- What if a bus had a bomb on it that would blow up if the bus went slower than 50mph? – Speed
- What if Zack Snyder wasn’t a complete fucking hack? – Real Life
These “What if?” scenarios are similar to analogies, but analogies use them primarily to explore contemporary issues in an alternate setting. For example, Animal Farm has the “what if?” scenario of animals running the farm, but this is used to explore issues of the time, namely the failures of Communist revolutions. Jurassic Park on the other hand does not explore much more than ‘what if dinosaurs in an amusement park ran amok?’
As mentioned, high concept is supposedly loved by studios and marketers because the concepts easily lend themselves to titles, logos, posters, etc… They’re seen as easier to sell.
However, they have also picked up a bad rep for being dumb, superficial and increasingly gimmicky. A prime example is Snakes On A Plane:
Exec: “What’s it about?”
Producer: “Snakes are loose on a plane.”
Exec: “What’s the poster?”
Producer: “Snakes wrapped around a plane.”
Exec: “How do we sell it?”
Producer: “We tell people there are snakes on a plane.”
Exec: “And what’s it called?”
Producer: “Samuel L. Jackson’s Wild Reptile Ride.”
However, there is nothing in the rules that says ‘High Concept = Low Quality’. Films like Jaws and Jurassic Park are clearly high concept, and they’re great films. High concept is not a snide judgement, or terse review, it’s just a style of cinema and approach to storytelling. In fact much of the work of one of the most commercially and critically successful directors around right now, Christopher Nolan, falls into the high concept camp. And that’s fine!
- A man with amnesia finds his wife’s killer by leaving himself clues – Memento
- People go into other people’s dreams to steal ideas – Inception
- Batman fights a big guy but loses and ends up in the desert and the big guy wants to destroy Gotham and, oh fuck it, it’s a shit plot – The Dark Knight Rises
The characters in these films have little depth and the relationships between them tend to be quite lightweight. But they’re still good films because they have strong concepts that drive the films on.
In fact, a high concept approach, where you don’t place all the weight of the film on your characters and their relationships, can be useful for ambitious and bold filmmakers of a certain bent. By placing a concept at the core of the film, you can tackle ideas in general ways and present arguments or possibilities clearly, without characters getting in the way with their blasted ‘feelings’, distracting the audience from your clever points. Using Jurassic Park as an example again, how clear would the message about the dangers of genetic modification been if the main focus of the film had been a love triangle between Sam Neil, Laura Dern, and Jeff Goldblum?

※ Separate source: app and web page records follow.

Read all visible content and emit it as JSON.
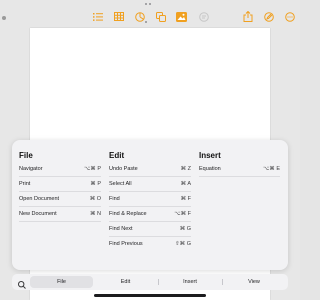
{
  "toolbar": {
    "icons": [
      "list-icon",
      "table-icon",
      "chart-icon",
      "shapes-icon",
      "media-icon",
      "comment-icon",
      "share-icon",
      "pen-icon",
      "more-icon"
    ],
    "accent_color": "#f0a020"
  },
  "panel": {
    "columns": [
      {
        "title": "File",
        "rows": [
          {
            "label": "Navigator",
            "shortcut": "⌥⌘ P"
          },
          {
            "label": "Print",
            "shortcut": "⌘ P"
          },
          {
            "label": "Open Document",
            "shortcut": "⌘ O"
          },
          {
            "label": "New Document",
            "shortcut": "⌘ N"
          }
        ]
      },
      {
        "title": "Edit",
        "rows": [
          {
            "label": "Undo Paste",
            "shortcut": "⌘ Z"
          },
          {
            "label": "Select All",
            "shortcut": "⌘ A"
          },
          {
            "label": "Find",
            "shortcut": "⌘ F"
          },
          {
            "label": "Find & Replace",
            "shortcut": "⌥⌘ F"
          },
          {
            "label": "Find Next",
            "shortcut": "⌘ G"
          },
          {
            "label": "Find Previous",
            "shortcut": "⇧⌘ G"
          }
        ]
      },
      {
        "title": "Insert",
        "rows": [
          {
            "label": "Equation",
            "shortcut": "⌥⌘ E"
          }
        ]
      }
    ]
  },
  "tabbar": {
    "tabs": [
      {
        "label": "File",
        "active": true
      },
      {
        "label": "Edit",
        "active": false
      },
      {
        "label": "Insert",
        "active": false
      },
      {
        "label": "View",
        "active": false
      }
    ]
  }
}
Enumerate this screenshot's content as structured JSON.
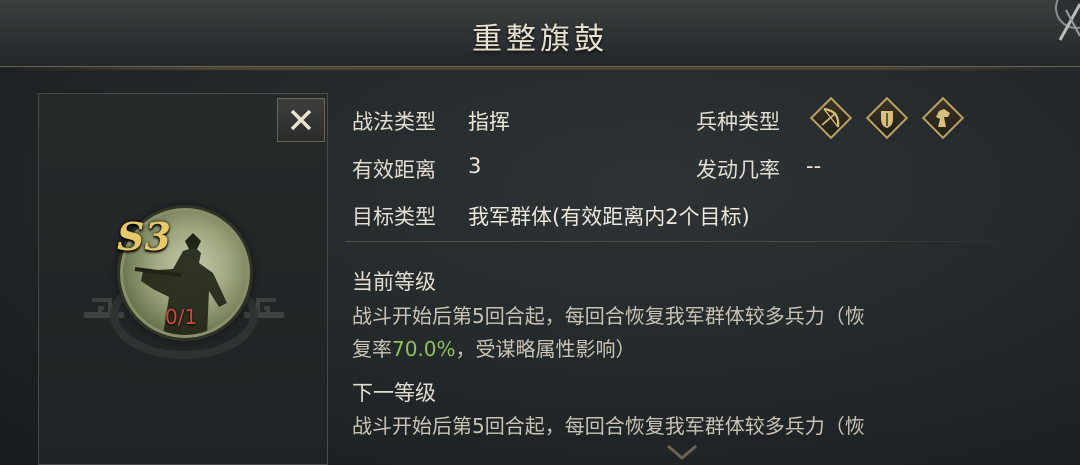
{
  "title": "重整旗鼓",
  "skill": {
    "grade": "S3",
    "level": "0/1",
    "type_label": "战法类型",
    "type_value": "指挥",
    "range_label": "有效距离",
    "range_value": "3",
    "target_label": "目标类型",
    "target_value": "我军群体(有效距离内2个目标)",
    "arm_label": "兵种类型",
    "arm_icons": [
      "bow-icon",
      "shield-icon",
      "horse-icon"
    ],
    "chance_label": "发动几率",
    "chance_value": "--"
  },
  "current": {
    "heading": "当前等级",
    "line1": "战斗开始后第5回合起，每回合恢复我军群体较多兵力（恢",
    "line2_pre": "复率",
    "line2_highlight": "70.0%",
    "line2_post": "，受谋略属性影响）"
  },
  "next": {
    "heading": "下一等级",
    "line1": "战斗开始后第5回合起，每回合恢复我军群体较多兵力（恢"
  },
  "colors": {
    "highlight": "#8fc05e",
    "level": "#d0473a",
    "grade": "#e6c76a",
    "accent_gold": "#b9a062"
  }
}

Some people think that any film can be high concept, that it’s all in the description. Take the deeply existential and emotionally driven Synecdoche, New York, and just describe it as, “A writer tries to realise his dream production by building a life-size replica of New York in a warehouse.” Boom, high concept! Right? Wrong. That’s simply creating a very short partial synopsis to try and hook someone’s attention. That’s just marketing. What you’ve just described isn’t the core of the film, unlike what we saw with the Jurassic Park tagline.

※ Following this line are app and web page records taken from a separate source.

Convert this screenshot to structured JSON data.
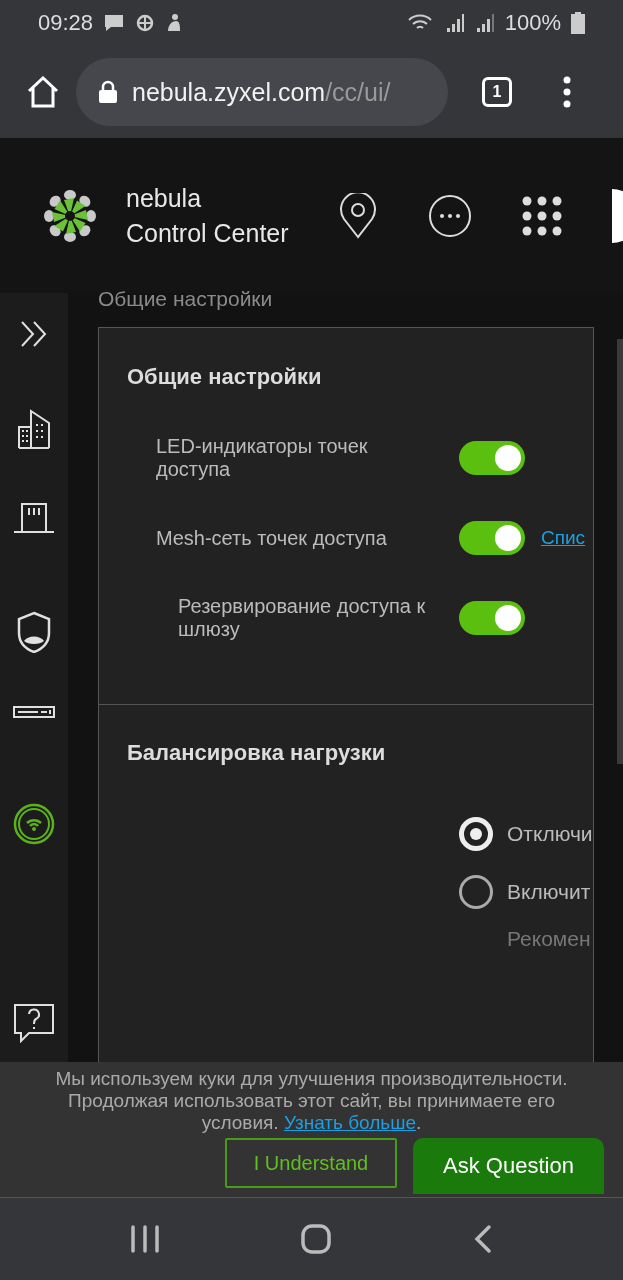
{
  "status_bar": {
    "time": "09:28",
    "battery": "100%"
  },
  "browser": {
    "url_host": "nebula.zyxel.com",
    "url_path": "/cc/ui/",
    "tab_count": "1"
  },
  "header": {
    "brand_line1": "nebula",
    "brand_line2": "Control Center"
  },
  "sidebar": {
    "items": [
      {
        "kind": "expand",
        "selected": false
      },
      {
        "kind": "site",
        "selected": false
      },
      {
        "kind": "gateway",
        "selected": false
      },
      {
        "kind": "security",
        "selected": false
      },
      {
        "kind": "switch",
        "selected": false
      },
      {
        "kind": "wifi",
        "selected": true
      },
      {
        "kind": "help",
        "selected": false
      }
    ]
  },
  "breadcrumb": "Общие настройки",
  "sections": [
    {
      "kind": "toggles",
      "title": "Общие настройки",
      "rows": [
        {
          "label": "LED-индикаторы точек доступа",
          "on": true
        },
        {
          "label": "Mesh-сеть точек доступа",
          "on": true,
          "link": "Спис",
          "children": [
            {
              "label": "Резервирование доступа к шлюзу",
              "on": true
            }
          ]
        }
      ]
    },
    {
      "kind": "radios",
      "title": "Балансировка нагрузки",
      "options": [
        {
          "label": "Отключи",
          "selected": true
        },
        {
          "label": "Включит",
          "selected": false
        }
      ],
      "note": "Рекомен"
    }
  ],
  "cookie_banner": {
    "text": "Мы используем куки для улучшения производительности. Продолжая использовать этот сайт, вы принимаете его условия. ",
    "link": "Узнать больше",
    "tail": ".",
    "buttons": [
      {
        "kind": "outline",
        "label": "I Understand"
      },
      {
        "kind": "filled",
        "label": "Ask Question"
      }
    ]
  }
}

High concept isn’t about marketing, it’s about the concept. The clue is in the name.
It’s not just about truncating your synopses or envisaging a poster. It’s not something you apply to a story after it’s written. It’s something integral. It’s there at the start and is on every page.

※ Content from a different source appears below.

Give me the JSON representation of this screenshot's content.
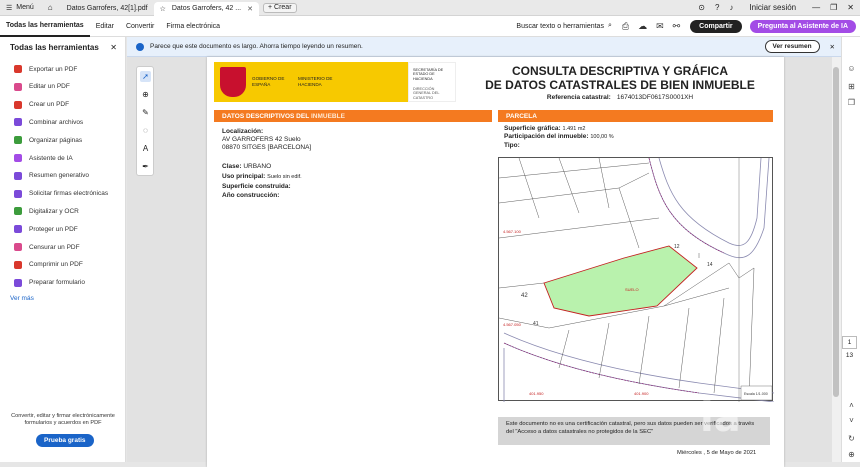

As with most things related to story categorisation, high concept is hard to define in black and white. For most of the criteria you could assign to it, there will still be films that don’t quite fit the bill 100%. But here’s a general four-point guide to spotting a high concept film:
- Is the central premise some sort of “what if?” scenario?
- Can the core of the film be summarised in a short sentence?
- Are relationships and characters secondary to the concept?
- Did Tony Scott direct it?
If you answered yes to three or more of those questions, then you’ve got yourself a high concept film, buddy!